Thursday night, we did not have internet access.

About an hour later, I lost cell service.

Normally, I would not describe myself as someone addicted to technology. Just a few hours without the internet, however, proved that I am very much addicted to it. I became bored. Boredom breeds anxiety. I soon found myself thinking, “what if someone breaks in? I don’t have a working phone. I don’t know the neighbors. How am I going to get help?”

True, I should have kept my over-anxious, imaginative mind busy by reading or creating art. Instead, I chose not to. I think technology has, in some ways, made me lazy.

It’s so much easier to scroll through social media sites or use my contact list to message a friend or family member (there are only two phone numbers that I actually know; my own and my parents’). Thanks to my contact list, programmed into my phone, my brain doesn’t have to remember phone numbers.

When I want to use my phone, the slight tremor in my hand suddenly doesn’t matter. After all, I just have to press on an app button. That tremor does matter, however, when I pick up a paintbrush or a camera.

And reading? Well, I’d have to unpack a book in order to do that (because, yes, we’re still living out of boxes here).

A lot of excuses, right? I know. It’s quite embarrassing. Technology addiction, I think, goes beyond our smartphones. It enables sloth.

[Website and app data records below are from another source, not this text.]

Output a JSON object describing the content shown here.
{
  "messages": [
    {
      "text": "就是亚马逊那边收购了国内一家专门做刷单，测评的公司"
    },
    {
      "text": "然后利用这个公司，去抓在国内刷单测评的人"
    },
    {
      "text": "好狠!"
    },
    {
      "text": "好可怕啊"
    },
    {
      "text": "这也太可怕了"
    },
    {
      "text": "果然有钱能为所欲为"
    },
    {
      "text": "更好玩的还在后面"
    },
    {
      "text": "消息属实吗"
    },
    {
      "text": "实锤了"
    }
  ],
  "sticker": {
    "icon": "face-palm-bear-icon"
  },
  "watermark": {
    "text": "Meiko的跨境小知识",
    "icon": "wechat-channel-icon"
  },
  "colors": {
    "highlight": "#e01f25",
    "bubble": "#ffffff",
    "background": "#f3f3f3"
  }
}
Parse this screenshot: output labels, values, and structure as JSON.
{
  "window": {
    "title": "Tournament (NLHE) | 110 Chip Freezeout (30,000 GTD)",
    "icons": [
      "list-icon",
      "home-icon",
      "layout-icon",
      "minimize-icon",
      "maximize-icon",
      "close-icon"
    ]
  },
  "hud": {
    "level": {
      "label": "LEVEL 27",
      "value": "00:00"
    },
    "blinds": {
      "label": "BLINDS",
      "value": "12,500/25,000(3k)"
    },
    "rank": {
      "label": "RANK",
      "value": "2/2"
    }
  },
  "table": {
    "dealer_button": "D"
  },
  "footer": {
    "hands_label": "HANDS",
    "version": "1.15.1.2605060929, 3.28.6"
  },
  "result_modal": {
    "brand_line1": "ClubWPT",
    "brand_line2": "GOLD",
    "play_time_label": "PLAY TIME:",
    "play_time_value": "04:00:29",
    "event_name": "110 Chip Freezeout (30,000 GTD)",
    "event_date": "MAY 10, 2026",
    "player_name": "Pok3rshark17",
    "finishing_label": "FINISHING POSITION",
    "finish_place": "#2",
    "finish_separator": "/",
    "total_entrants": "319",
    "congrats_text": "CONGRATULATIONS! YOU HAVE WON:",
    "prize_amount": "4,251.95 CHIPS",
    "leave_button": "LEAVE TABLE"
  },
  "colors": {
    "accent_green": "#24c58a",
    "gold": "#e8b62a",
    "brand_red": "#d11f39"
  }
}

Think about cooking: would you rather use the microwave or the oven?

Cleaning: handwash the dishes or stuff as many as you can into the dishwasher?

How about spelling? Without Spellcheck, I can assure you that there would be many, many mistakes in this post. I blame chemo brain (also known as ‘chemo fog’) for that. The sensation of having a head filled with cumulus clouds doesn’t lift immediately when the chemotherapy stops.

There are, of course, advantages to having technology in our lives. For instance, can you imagine hand-washing every piece of clothing you wear? Technology, medical research, and Divine intervention have saved my life at least a dozen times. I believe, though, that while technology can accomplish great things, and make our everyday lives easier, we need to do as our computers occasionally do—restart.

Restart by putting the smartphone away for a couple of hours each day.

Restart by actually cooking our meals instead of radiating them.

Restart by memorizing phone numbers and the correct spelling of words. I mean, come on, imagine a writer that can’t spell….

As always, Dear Readers, thank you for your prayers, light and love. Your encouragement has given me the strength to continue writing—both on this blog and in my manuscripts-in-progress. Thank you, thank you, thank you.

 

With Love,

Laura